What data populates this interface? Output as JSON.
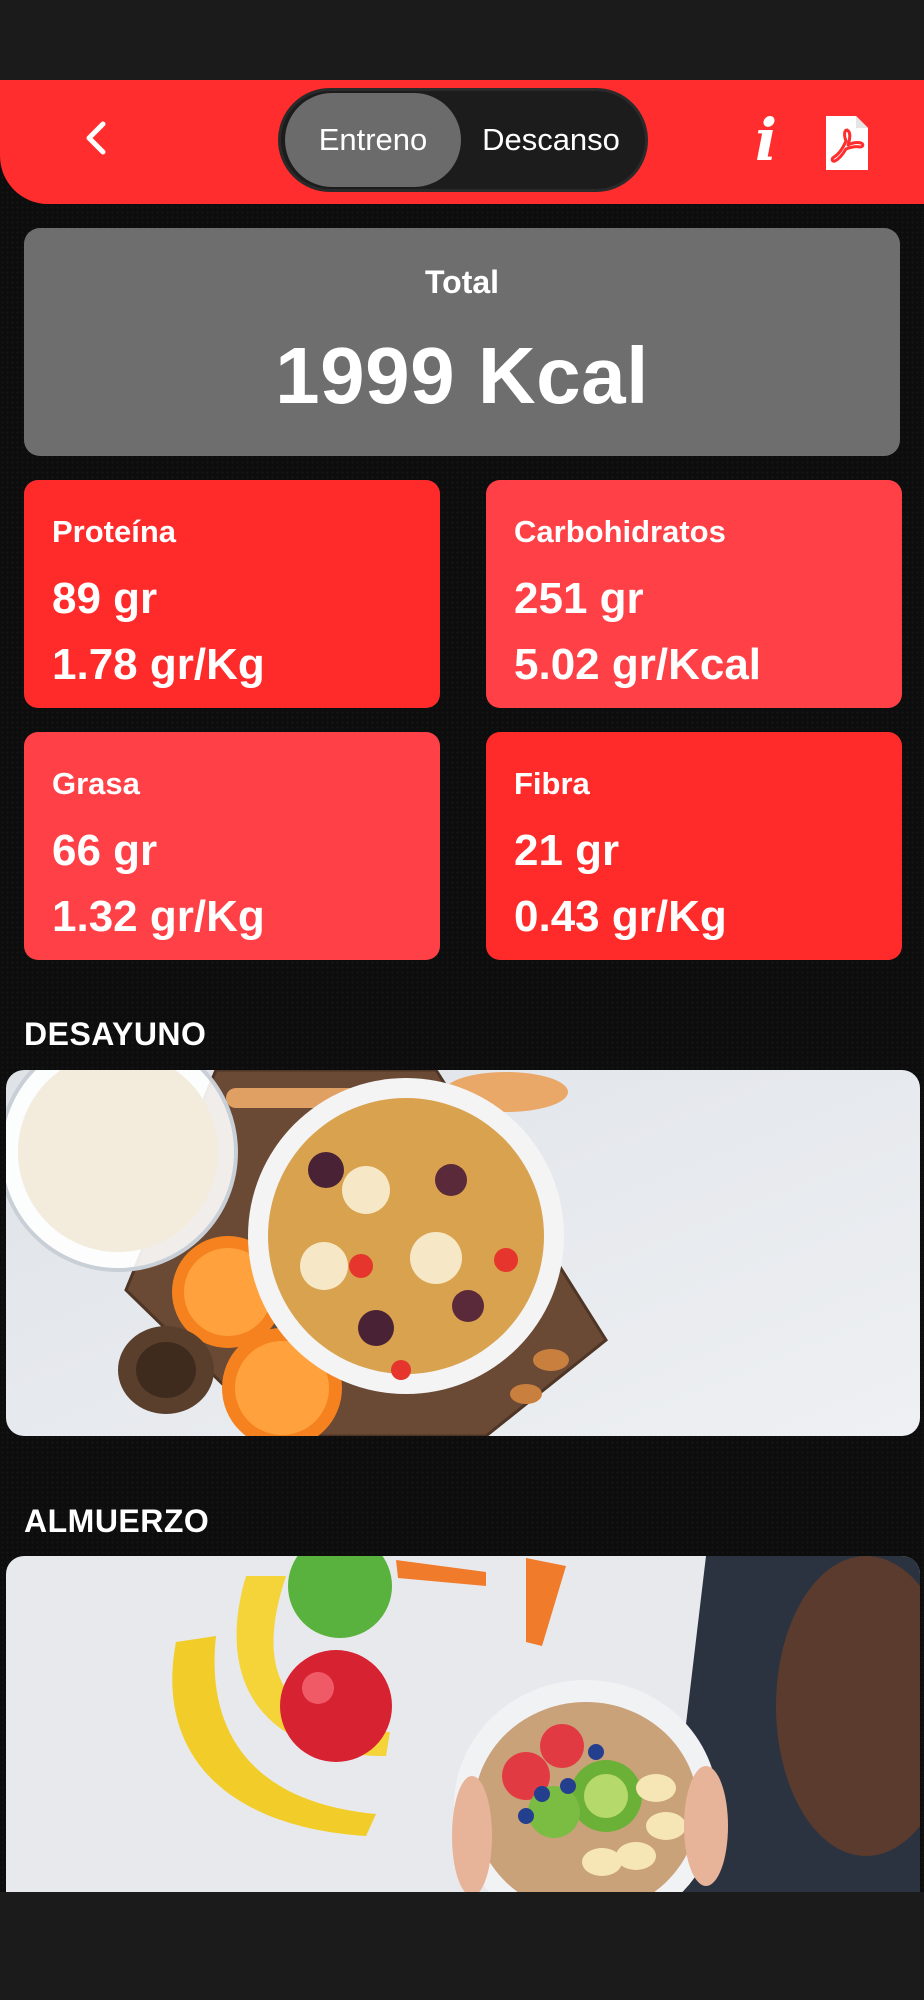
{
  "header": {
    "tabs": [
      {
        "label": "Entreno",
        "active": true
      },
      {
        "label": "Descanso",
        "active": false
      }
    ],
    "back_icon": "chevron-left-icon",
    "info_icon": "info-icon",
    "info_glyph": "i",
    "pdf_icon": "pdf-icon",
    "accent_color": "#ff2d2d"
  },
  "total": {
    "label": "Total",
    "value": "1999 Kcal"
  },
  "macros": [
    {
      "name": "Proteína",
      "amount": "89 gr",
      "ratio": "1.78 gr/Kg"
    },
    {
      "name": "Carbohidratos",
      "amount": "251 gr",
      "ratio": "5.02 gr/Kcal"
    },
    {
      "name": "Grasa",
      "amount": "66 gr",
      "ratio": "1.32 gr/Kg"
    },
    {
      "name": "Fibra",
      "amount": "21 gr",
      "ratio": "0.43 gr/Kg"
    }
  ],
  "meals": [
    {
      "title": "DESAYUNO",
      "image": "breakfast-cereal-photo"
    },
    {
      "title": "ALMUERZO",
      "image": "fruit-bowl-photo"
    }
  ]
}
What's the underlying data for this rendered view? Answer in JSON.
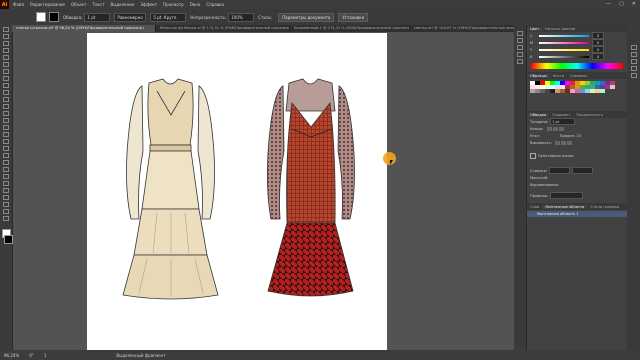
{
  "app": {
    "logo": "Ai"
  },
  "menu": [
    "Файл",
    "Редактирование",
    "Объект",
    "Текст",
    "Выделение",
    "Эффект",
    "Просмотр",
    "Окно",
    "Справка"
  ],
  "window_controls": [
    "—",
    "▢",
    "✕"
  ],
  "control_bar": {
    "fill_label": "",
    "stroke_label": "Обводка:",
    "stroke_value": "1 pt",
    "brush_value": "Равномерно",
    "style_value": "5 pt. Кругл.",
    "style_label": "5 pt. Кругл...",
    "opacity_label": "Непрозрачность:",
    "opacity_value": "100%",
    "style2_label": "Стиль:",
    "doc_settings": "Параметры документа",
    "prefs": "Установки"
  },
  "tabs": [
    "платье штрихом.ai* @ 96,24 % (CMYK/Предварительный просмотр)",
    "Женская футболка.ai @ 174,31 % (RGB/Предварительный просмотр)",
    "Безымянный-1 @ 174,31 % (RGB/Предварительный просмотр)",
    "свитер.ai* @ 156,07 % (CMYK/Предварительный просмотр)"
  ],
  "status": {
    "zoom": "96,24%",
    "rotation": "0°",
    "artboard": "1",
    "mode": "Выделенный фрагмент"
  },
  "panel": {
    "color_tabs": [
      "Цвет",
      "Каталог цветов"
    ],
    "color_rows": [
      {
        "k": "C",
        "v": "0"
      },
      {
        "k": "M",
        "v": "0"
      },
      {
        "k": "Y",
        "v": "0"
      },
      {
        "k": "K",
        "v": "0"
      }
    ],
    "swatch_tabs": [
      "Образцы",
      "Кисти",
      "Символы"
    ],
    "stroke_tabs": [
      "Обводка",
      "Градиент",
      "Прозрачность"
    ],
    "stroke_fields": [
      {
        "label": "Толщина:",
        "value": "1 pt"
      },
      {
        "label": "Концы:",
        "value": ""
      },
      {
        "label": "Угол:",
        "value": "Предел:  10"
      },
      {
        "label": "Выровнять:",
        "value": ""
      }
    ],
    "dashed": "Пунктирная линия",
    "arrows_label": "Стрелки:",
    "scale_label": "Масштаб:",
    "align_label": "Выравнивание:",
    "profile_label": "Профиль:",
    "layer_tabs": [
      "Слои",
      "Монтажные области",
      "Стили графики"
    ],
    "layer_name": "Монтажная область 1"
  },
  "colors": {
    "accent": "#f3a41c",
    "dress_left_fill": "#eadfc3",
    "dress_right_fill": "#b6462d",
    "hem_right": "#b11f1f"
  }
}
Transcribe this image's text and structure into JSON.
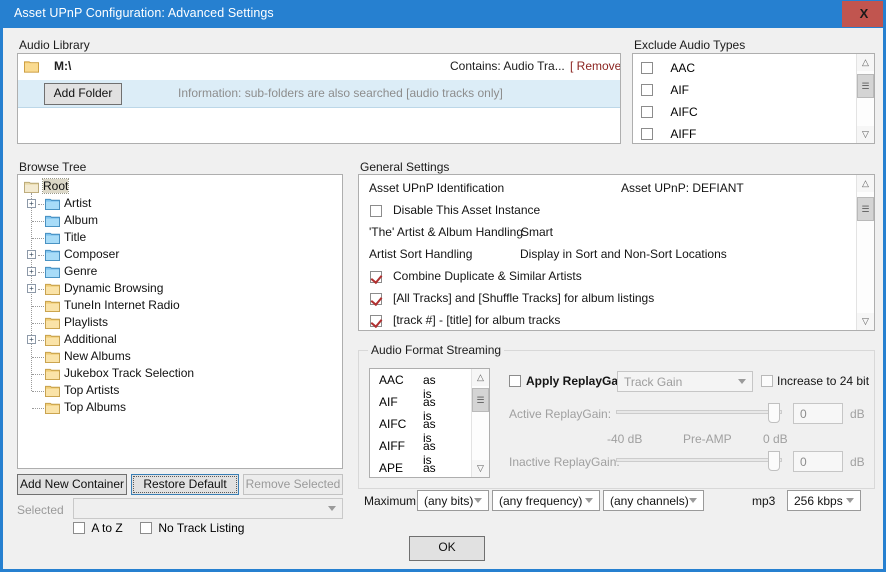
{
  "window": {
    "title": "Asset UPnP Configuration: Advanced Settings",
    "close_label": "X",
    "accent_color": "#2680d0",
    "close_color": "#c1554f"
  },
  "audio_library": {
    "group_label": "Audio Library",
    "folder_icon": "folder-icon",
    "path": "M:\\",
    "contains": "Contains: Audio Tra...",
    "remove_link": "[ Remove ]",
    "remove_color": "#8b2420",
    "add_folder_button": "Add Folder",
    "information": "Information: sub-folders are also searched [audio tracks only]"
  },
  "exclude_audio_types": {
    "group_label": "Exclude Audio Types",
    "items": [
      {
        "label": "AAC",
        "checked": false
      },
      {
        "label": "AIF",
        "checked": false
      },
      {
        "label": "AIFC",
        "checked": false
      },
      {
        "label": "AIFF",
        "checked": false
      }
    ]
  },
  "browse_tree": {
    "group_label": "Browse Tree",
    "nodes": [
      {
        "label": "Root",
        "depth": 0,
        "expander": "none",
        "folder": "folder-open-tan-icon",
        "selected": true
      },
      {
        "label": "Artist",
        "depth": 1,
        "expander": "plus",
        "folder": "folder-blue-icon",
        "selected": false
      },
      {
        "label": "Album",
        "depth": 1,
        "expander": "none",
        "folder": "folder-blue-icon",
        "selected": false
      },
      {
        "label": "Title",
        "depth": 1,
        "expander": "none",
        "folder": "folder-blue-icon",
        "selected": false
      },
      {
        "label": "Composer",
        "depth": 1,
        "expander": "plus",
        "folder": "folder-blue-icon",
        "selected": false
      },
      {
        "label": "Genre",
        "depth": 1,
        "expander": "plus",
        "folder": "folder-blue-icon",
        "selected": false
      },
      {
        "label": "Dynamic Browsing",
        "depth": 1,
        "expander": "plus",
        "folder": "folder-yellow-icon",
        "selected": false
      },
      {
        "label": "TuneIn Internet Radio",
        "depth": 1,
        "expander": "none",
        "folder": "folder-yellow-icon",
        "selected": false
      },
      {
        "label": "Playlists",
        "depth": 1,
        "expander": "none",
        "folder": "folder-yellow-icon",
        "selected": false
      },
      {
        "label": "Additional",
        "depth": 1,
        "expander": "plus",
        "folder": "folder-yellow-icon",
        "selected": false
      },
      {
        "label": "New Albums",
        "depth": 1,
        "expander": "none",
        "folder": "folder-yellow-icon",
        "selected": false
      },
      {
        "label": "Jukebox Track Selection",
        "depth": 1,
        "expander": "none",
        "folder": "folder-yellow-icon",
        "selected": false
      },
      {
        "label": "Top Artists",
        "depth": 1,
        "expander": "none",
        "folder": "folder-yellow-icon",
        "selected": false
      },
      {
        "label": "Top Albums",
        "depth": 1,
        "expander": "none",
        "folder": "folder-yellow-icon",
        "selected": false
      }
    ]
  },
  "tree_buttons": {
    "add_new_container": "Add New Container",
    "restore_default": "Restore Default",
    "remove_selected": "Remove Selected",
    "selected_label": "Selected",
    "selected_value": "",
    "a_to_z": "A to Z",
    "a_to_z_checked": false,
    "no_track_listing": "No Track Listing",
    "no_track_listing_checked": false
  },
  "general_settings": {
    "group_label": "General Settings",
    "rows": [
      {
        "label": "Asset UPnP Identification",
        "value": "Asset UPnP: DEFIANT",
        "type": "text"
      },
      {
        "label": "Disable This Asset Instance",
        "value": "",
        "type": "checkbox",
        "checked": false
      },
      {
        "label": "'The' Artist & Album Handling",
        "value": "Smart",
        "type": "text"
      },
      {
        "label": "Artist Sort Handling",
        "value": "Display in Sort and Non-Sort Locations",
        "type": "text"
      },
      {
        "label": "Combine Duplicate & Similar Artists",
        "value": "",
        "type": "checkbox",
        "checked": true
      },
      {
        "label": "[All Tracks] and [Shuffle Tracks] for album listings",
        "value": "",
        "type": "checkbox",
        "checked": true
      },
      {
        "label": "[track #] - [title] for album tracks",
        "value": "",
        "type": "checkbox",
        "checked": true
      }
    ]
  },
  "audio_format_streaming": {
    "group_label": "Audio Format Streaming",
    "formats": [
      {
        "name": "AAC",
        "mode": "as is"
      },
      {
        "name": "AIF",
        "mode": "as is"
      },
      {
        "name": "AIFC",
        "mode": "as is"
      },
      {
        "name": "AIFF",
        "mode": "as is"
      },
      {
        "name": "APE",
        "mode": "as is"
      }
    ],
    "apply_replaygain_label": "Apply ReplayGain",
    "apply_replaygain_checked": false,
    "gain_mode": "Track Gain",
    "increase_24bit_label": "Increase to 24 bit",
    "increase_24bit_checked": false,
    "active_replaygain_label": "Active ReplayGain:",
    "active_replaygain_value": "0",
    "inactive_replaygain_label": "Inactive ReplayGain:",
    "inactive_replaygain_value": "0",
    "db_unit": "dB",
    "scale_min": "-40 dB",
    "scale_mid": "Pre-AMP",
    "scale_max": "0 dB",
    "maximum_label": "Maximum",
    "max_bits": "(any bits)",
    "max_frequency": "(any frequency)",
    "max_channels": "(any channels)",
    "codec_label": "mp3",
    "bitrate": "256 kbps"
  },
  "footer": {
    "ok_label": "OK"
  }
}
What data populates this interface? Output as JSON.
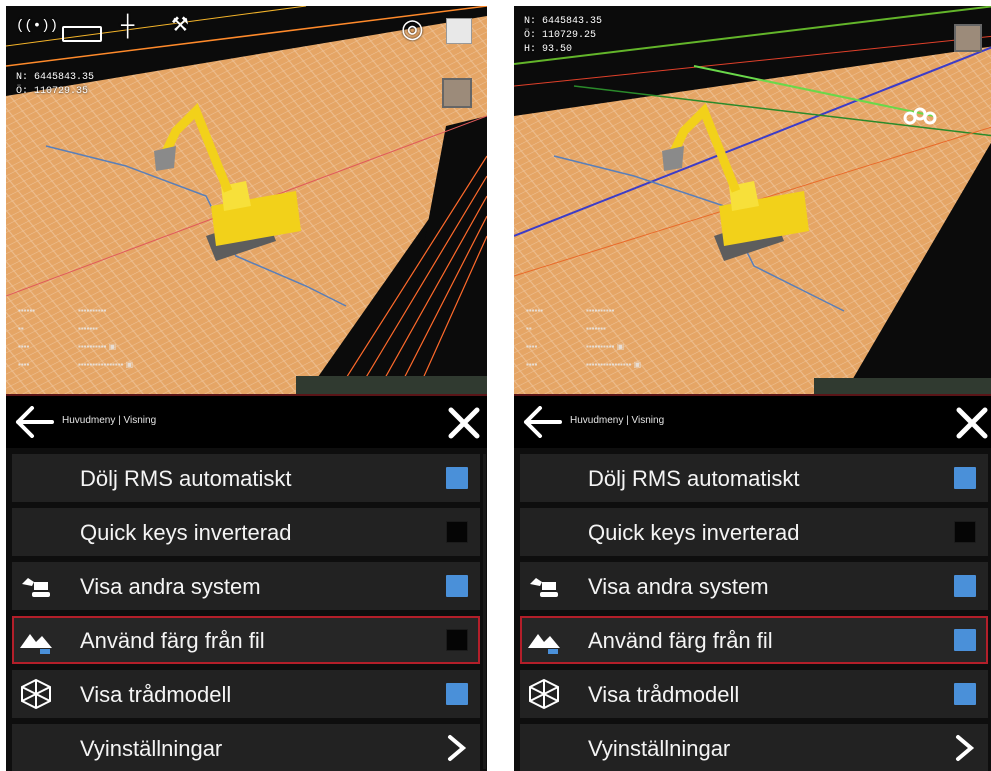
{
  "panels": [
    {
      "id": "left",
      "coords": {
        "n": "N: 6445843.35",
        "o": "Ö: 110729.35",
        "h": ""
      },
      "menu": {
        "breadcrumb": "Huvudmeny | Visning",
        "items": [
          {
            "label": "Dölj RMS automatiskt",
            "icon": "",
            "control": "checkbox",
            "checked": true
          },
          {
            "label": "Quick keys  inverterad",
            "icon": "",
            "control": "checkbox",
            "checked": false
          },
          {
            "label": "Visa andra system",
            "icon": "excavator-icon",
            "control": "checkbox",
            "checked": true
          },
          {
            "label": "Använd färg från fil",
            "icon": "terrain-icon",
            "control": "checkbox",
            "checked": false,
            "highlighted": true
          },
          {
            "label": "Visa trådmodell",
            "icon": "wireframe-cube-icon",
            "control": "checkbox",
            "checked": true
          },
          {
            "label": "Vyinställningar",
            "icon": "",
            "control": "chevron"
          }
        ]
      }
    },
    {
      "id": "right",
      "coords": {
        "n": "N: 6445843.35",
        "o": "Ö: 110729.25",
        "h": "H: 93.50"
      },
      "menu": {
        "breadcrumb": "Huvudmeny | Visning",
        "items": [
          {
            "label": "Dölj RMS automatiskt",
            "icon": "",
            "control": "checkbox",
            "checked": true
          },
          {
            "label": "Quick keys  inverterad",
            "icon": "",
            "control": "checkbox",
            "checked": false
          },
          {
            "label": "Visa andra system",
            "icon": "excavator-icon",
            "control": "checkbox",
            "checked": true
          },
          {
            "label": "Använd färg från fil",
            "icon": "terrain-icon",
            "control": "checkbox",
            "checked": true,
            "highlighted": true
          },
          {
            "label": "Visa trådmodell",
            "icon": "wireframe-cube-icon",
            "control": "checkbox",
            "checked": true
          },
          {
            "label": "Vyinställningar",
            "icon": "",
            "control": "chevron"
          }
        ]
      }
    }
  ],
  "colors": {
    "checkbox_on": "#4a90d9",
    "highlight_outline": "#b31f2a",
    "terrain": "#e8a968"
  }
}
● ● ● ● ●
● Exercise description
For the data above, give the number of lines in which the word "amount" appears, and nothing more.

● Response area
4